Work request: Would you copy each line of the records that includes the word "title"?
START Records to use
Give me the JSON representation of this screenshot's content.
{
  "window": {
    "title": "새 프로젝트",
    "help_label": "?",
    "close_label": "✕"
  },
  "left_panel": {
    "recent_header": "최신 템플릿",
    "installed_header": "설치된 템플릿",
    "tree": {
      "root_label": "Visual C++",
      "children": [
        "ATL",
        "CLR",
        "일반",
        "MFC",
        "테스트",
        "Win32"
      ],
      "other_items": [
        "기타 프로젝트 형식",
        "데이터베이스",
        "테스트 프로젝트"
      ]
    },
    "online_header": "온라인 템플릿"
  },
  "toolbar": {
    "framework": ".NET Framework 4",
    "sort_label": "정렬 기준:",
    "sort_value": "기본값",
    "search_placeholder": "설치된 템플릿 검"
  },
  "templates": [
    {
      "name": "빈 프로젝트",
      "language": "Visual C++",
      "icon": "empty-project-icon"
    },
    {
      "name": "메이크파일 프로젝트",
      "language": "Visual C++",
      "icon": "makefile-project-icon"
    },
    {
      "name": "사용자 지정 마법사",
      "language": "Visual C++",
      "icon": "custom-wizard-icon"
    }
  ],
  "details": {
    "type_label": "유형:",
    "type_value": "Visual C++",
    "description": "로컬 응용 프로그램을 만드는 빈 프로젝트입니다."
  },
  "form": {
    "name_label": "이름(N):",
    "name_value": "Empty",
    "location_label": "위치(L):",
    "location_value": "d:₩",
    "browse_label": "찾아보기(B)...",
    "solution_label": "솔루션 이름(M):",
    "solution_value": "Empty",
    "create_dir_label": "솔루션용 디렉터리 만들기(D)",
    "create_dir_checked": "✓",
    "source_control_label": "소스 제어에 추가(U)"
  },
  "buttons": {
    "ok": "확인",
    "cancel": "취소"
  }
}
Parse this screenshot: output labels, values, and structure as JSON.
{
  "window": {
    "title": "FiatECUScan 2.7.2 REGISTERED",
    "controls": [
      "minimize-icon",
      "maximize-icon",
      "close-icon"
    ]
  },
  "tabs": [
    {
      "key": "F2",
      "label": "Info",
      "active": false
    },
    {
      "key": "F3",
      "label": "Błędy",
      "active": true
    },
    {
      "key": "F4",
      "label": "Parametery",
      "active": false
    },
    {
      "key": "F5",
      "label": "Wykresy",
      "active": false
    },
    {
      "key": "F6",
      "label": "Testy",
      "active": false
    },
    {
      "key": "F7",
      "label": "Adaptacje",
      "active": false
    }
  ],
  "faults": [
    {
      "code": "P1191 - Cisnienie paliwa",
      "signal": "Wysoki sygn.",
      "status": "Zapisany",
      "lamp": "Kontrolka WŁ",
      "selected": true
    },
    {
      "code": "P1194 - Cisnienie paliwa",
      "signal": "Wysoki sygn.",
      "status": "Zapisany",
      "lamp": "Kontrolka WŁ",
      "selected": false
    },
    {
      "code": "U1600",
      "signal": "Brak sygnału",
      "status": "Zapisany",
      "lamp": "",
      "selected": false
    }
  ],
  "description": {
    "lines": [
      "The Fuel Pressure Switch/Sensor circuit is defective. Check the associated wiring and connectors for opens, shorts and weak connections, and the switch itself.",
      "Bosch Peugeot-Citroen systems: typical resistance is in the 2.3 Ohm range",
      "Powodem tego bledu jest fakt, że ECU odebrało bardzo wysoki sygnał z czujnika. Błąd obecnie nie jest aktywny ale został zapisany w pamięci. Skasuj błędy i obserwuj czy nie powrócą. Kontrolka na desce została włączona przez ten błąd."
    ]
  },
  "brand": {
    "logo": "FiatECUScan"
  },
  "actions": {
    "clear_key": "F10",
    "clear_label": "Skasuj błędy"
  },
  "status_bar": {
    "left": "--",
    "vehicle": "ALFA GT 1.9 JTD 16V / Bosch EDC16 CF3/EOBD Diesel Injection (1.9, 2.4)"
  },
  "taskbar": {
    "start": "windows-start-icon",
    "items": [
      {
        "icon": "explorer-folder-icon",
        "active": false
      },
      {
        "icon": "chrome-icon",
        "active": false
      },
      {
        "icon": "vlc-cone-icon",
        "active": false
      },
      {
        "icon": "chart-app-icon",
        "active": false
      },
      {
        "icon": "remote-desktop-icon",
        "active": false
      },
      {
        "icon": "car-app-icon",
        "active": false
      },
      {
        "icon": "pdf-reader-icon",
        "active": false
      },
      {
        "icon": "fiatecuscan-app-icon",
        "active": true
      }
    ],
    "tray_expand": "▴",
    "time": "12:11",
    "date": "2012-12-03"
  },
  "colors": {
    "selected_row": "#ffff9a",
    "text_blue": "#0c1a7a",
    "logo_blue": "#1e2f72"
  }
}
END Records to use
Written solution:
    "title": "새 프로젝트",
    "title": "FiatECUScan 2.7.2 REGISTERED",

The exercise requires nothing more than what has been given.